A few examples are Ava DuVernay’s documentary “13th,” George Tillman Jr.’s “The Hate U Give,” Barry Jenkins’ “If Beale Street Could Talk,” and “Moonlight” and Denzel Washington’s “Fences.”
DuVernay’s Netflix limited series “When They See Us” is required viewing for the intersection of race, incarceration and justice in the United States. “Little Fires Everywhere” on Hulu and “Watchmen” on HBO both weave race and generational inherited trauma into their tales of justice. For lighter fare, Issa Rae’s HBO comedy “Insecure” shares a slice-of-life look at a group of black women in Los Angeles and their triumphs and struggles. The 1997 miniseries “Roots” is based on Alex Haley’s 1976 novel “Roots: The Saga of an American Family.”
98. Learn from people via Zoom events
Angel Kyodo Williams and others have promoted virtual classes and discussionssurrounding a variety of topics. Some are free, others require donations.
99. Be mindful of images you’re sharing online
“There is vicarious trauma in the black community,” Boyd said. “And it’s not my family, it’s not my person that’s being killed, but over and over again when people of color turn on the TV or open up social media … and they see black pain, that hurts a little bit more.”
He continued, “So in order for us to let people get over this trauma, we need to stop sharing it as much as we do. I’m not talking censoring, people have a right to see, but the people who share it because of its shock value.”

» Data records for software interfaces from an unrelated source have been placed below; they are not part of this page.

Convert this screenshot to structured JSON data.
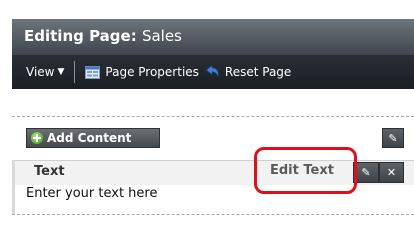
{
  "title_bar": {
    "prefix": "Editing Page:",
    "page_name": "Sales"
  },
  "toolbar": {
    "view_label": "View",
    "page_properties_label": "Page Properties",
    "reset_page_label": "Reset Page"
  },
  "add_content": {
    "label": "Add Content"
  },
  "region": {
    "title": "Text",
    "edit_text_label": "Edit Text",
    "body_text": "Enter your text here"
  },
  "colors": {
    "titlebar": "#4f555c",
    "toolbar": "#22272c",
    "highlight": "#e0101a"
  },
  "icons": {
    "view_menu": "chevron-down-icon",
    "page_properties": "page-properties-icon",
    "reset_page": "reset-arrow-icon",
    "add_content": "plus-icon",
    "edit": "pencil-icon",
    "close": "close-icon"
  }
}
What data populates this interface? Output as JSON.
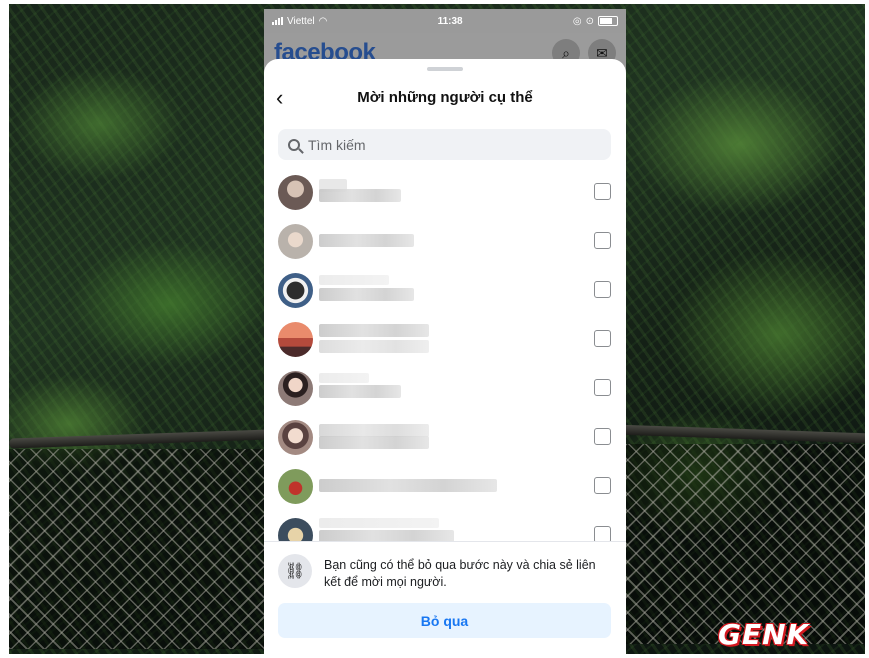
{
  "status_bar": {
    "carrier": "Viettel",
    "time": "11:38"
  },
  "app": {
    "brand": "facebook",
    "brand_color": "#264d8f"
  },
  "dialog": {
    "title": "Mời những người cụ thể",
    "search_placeholder": "Tìm kiếm",
    "friends": [
      {
        "avatar_color": "#6b5a55",
        "checked": false
      },
      {
        "avatar_color": "#b9b2ab",
        "checked": false
      },
      {
        "avatar_color": "#3f5f87",
        "checked": false
      },
      {
        "avatar_color": "#b44a3c",
        "checked": false
      },
      {
        "avatar_color": "#8d7a76",
        "checked": false
      },
      {
        "avatar_color": "#a38a82",
        "checked": false
      },
      {
        "avatar_color": "#7f9b5c",
        "checked": false
      },
      {
        "avatar_color": "#3c4d5e",
        "checked": false
      }
    ],
    "footer_text": "Bạn cũng có thể bỏ qua bước này và chia sẻ liên kết để mời mọi người.",
    "skip_label": "Bỏ qua",
    "skip_color": "#1877f2"
  },
  "watermark": "GENK"
}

100. Be mindful of sharing images of protesters
Posting photos from protests on social media could expose protesters’ identities.